▸ Prompt
Your response should be every line from the entries that includes the string "subject".

▸ Entries provided
________________________

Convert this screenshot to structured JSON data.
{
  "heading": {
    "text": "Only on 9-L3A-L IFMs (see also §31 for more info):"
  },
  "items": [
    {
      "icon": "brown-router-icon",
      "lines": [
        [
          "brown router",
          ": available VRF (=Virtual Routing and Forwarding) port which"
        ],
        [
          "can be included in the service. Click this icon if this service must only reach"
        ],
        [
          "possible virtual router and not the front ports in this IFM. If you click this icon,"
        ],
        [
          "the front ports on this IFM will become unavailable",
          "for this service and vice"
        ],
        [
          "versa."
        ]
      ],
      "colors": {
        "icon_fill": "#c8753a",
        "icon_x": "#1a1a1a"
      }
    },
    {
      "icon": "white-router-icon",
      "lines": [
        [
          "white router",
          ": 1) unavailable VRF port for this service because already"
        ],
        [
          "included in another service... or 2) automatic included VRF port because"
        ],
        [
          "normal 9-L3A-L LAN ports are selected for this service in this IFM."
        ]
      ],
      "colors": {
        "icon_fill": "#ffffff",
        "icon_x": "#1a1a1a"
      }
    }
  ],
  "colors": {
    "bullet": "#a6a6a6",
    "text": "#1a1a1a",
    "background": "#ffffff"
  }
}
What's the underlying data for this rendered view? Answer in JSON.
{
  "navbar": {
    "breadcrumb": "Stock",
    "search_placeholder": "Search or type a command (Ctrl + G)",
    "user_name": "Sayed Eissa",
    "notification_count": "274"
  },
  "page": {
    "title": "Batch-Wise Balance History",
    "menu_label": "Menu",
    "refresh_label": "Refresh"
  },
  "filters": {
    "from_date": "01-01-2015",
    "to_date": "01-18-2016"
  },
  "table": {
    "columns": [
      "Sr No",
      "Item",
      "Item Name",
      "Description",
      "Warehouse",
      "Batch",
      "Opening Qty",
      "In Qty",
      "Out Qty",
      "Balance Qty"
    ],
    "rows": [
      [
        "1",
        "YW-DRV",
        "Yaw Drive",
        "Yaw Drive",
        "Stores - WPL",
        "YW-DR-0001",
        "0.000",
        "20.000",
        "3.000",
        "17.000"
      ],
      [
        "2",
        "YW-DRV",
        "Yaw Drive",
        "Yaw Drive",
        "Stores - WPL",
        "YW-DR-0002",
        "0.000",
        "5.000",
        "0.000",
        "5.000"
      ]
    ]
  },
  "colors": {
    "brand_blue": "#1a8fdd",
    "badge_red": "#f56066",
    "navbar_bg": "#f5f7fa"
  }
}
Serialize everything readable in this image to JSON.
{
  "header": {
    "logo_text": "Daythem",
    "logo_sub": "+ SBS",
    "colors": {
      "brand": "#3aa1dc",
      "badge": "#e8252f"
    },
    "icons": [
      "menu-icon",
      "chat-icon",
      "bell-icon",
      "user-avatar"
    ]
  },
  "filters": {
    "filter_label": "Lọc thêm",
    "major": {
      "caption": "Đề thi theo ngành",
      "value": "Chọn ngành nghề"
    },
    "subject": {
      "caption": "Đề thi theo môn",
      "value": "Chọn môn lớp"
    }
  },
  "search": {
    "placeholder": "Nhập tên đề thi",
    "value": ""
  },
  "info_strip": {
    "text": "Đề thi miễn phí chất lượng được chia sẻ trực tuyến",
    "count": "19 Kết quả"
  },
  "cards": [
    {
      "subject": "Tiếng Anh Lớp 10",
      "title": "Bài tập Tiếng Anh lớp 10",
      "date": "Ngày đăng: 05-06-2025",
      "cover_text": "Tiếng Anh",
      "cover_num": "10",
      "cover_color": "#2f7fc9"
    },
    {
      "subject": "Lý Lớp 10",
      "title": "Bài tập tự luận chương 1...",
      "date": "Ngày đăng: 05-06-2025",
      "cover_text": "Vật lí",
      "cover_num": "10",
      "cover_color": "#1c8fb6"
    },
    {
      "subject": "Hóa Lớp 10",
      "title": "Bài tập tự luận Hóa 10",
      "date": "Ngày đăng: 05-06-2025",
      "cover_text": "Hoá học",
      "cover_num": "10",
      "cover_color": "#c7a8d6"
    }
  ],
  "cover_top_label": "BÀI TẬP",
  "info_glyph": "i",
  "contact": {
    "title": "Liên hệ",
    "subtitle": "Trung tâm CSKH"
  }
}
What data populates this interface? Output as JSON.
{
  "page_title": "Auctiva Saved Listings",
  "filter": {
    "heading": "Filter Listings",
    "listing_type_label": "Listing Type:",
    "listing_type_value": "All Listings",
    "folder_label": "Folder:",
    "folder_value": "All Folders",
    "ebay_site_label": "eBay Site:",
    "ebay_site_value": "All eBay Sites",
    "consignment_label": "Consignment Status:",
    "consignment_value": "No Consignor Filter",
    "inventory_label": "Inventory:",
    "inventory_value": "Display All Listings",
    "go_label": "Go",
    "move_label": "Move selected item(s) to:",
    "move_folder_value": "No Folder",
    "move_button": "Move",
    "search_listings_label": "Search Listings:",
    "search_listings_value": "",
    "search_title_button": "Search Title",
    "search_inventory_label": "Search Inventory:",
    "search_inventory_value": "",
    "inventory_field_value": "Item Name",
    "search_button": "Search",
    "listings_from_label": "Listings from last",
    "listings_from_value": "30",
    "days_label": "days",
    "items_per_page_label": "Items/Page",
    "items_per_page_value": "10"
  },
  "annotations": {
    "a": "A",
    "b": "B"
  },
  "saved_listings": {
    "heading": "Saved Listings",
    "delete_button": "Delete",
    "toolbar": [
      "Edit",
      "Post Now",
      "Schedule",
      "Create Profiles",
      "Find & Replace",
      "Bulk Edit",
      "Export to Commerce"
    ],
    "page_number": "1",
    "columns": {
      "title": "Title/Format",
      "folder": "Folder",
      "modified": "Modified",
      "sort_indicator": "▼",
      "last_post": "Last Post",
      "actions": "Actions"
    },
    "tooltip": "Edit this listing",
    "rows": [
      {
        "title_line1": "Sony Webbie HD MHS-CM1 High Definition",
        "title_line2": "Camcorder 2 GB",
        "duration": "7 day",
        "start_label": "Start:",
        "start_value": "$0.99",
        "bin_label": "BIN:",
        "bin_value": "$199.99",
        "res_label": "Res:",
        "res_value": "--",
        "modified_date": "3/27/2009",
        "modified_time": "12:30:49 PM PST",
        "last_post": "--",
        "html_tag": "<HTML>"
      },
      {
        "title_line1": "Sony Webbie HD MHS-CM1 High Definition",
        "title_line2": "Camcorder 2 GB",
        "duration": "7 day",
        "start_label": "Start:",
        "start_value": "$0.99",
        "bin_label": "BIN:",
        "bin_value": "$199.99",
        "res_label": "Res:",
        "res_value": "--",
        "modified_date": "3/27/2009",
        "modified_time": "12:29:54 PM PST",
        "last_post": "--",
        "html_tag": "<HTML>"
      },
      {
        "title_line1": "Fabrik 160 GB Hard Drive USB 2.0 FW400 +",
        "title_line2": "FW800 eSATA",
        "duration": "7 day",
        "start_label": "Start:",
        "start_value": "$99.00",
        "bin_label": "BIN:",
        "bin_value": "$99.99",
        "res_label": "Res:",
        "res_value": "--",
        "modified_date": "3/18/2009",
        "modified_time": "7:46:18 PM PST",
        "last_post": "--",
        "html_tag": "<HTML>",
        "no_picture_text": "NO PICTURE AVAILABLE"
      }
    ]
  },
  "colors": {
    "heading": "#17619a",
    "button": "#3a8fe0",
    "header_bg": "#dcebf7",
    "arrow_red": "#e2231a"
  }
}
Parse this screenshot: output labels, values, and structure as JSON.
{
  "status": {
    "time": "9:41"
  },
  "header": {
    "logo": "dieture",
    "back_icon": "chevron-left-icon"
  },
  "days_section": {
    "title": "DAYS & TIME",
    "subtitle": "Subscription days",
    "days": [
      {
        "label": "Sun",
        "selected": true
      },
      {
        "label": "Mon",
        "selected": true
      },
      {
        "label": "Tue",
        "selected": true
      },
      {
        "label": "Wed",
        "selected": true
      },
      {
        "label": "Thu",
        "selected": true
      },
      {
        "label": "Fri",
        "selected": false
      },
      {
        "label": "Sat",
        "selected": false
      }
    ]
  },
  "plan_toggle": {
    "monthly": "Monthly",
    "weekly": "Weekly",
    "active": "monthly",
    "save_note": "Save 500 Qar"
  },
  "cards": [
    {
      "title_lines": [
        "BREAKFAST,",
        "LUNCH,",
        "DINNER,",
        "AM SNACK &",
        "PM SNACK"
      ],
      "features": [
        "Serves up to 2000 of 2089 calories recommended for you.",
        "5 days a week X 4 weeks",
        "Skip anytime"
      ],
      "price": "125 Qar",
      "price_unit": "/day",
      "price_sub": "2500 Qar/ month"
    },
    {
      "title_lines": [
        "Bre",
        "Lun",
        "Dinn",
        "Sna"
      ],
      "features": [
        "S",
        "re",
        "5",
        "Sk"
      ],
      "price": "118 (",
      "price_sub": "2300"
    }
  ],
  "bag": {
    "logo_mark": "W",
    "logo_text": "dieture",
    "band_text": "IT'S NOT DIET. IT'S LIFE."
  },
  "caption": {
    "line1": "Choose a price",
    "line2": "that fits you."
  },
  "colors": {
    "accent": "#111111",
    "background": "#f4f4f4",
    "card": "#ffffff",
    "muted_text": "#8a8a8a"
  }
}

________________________

▸ Result below
    "subject": {
      "subject": "Tiếng Anh Lớp 10",
      "subject": "Lý Lớp 10",
      "subject": "Hóa Lớp 10",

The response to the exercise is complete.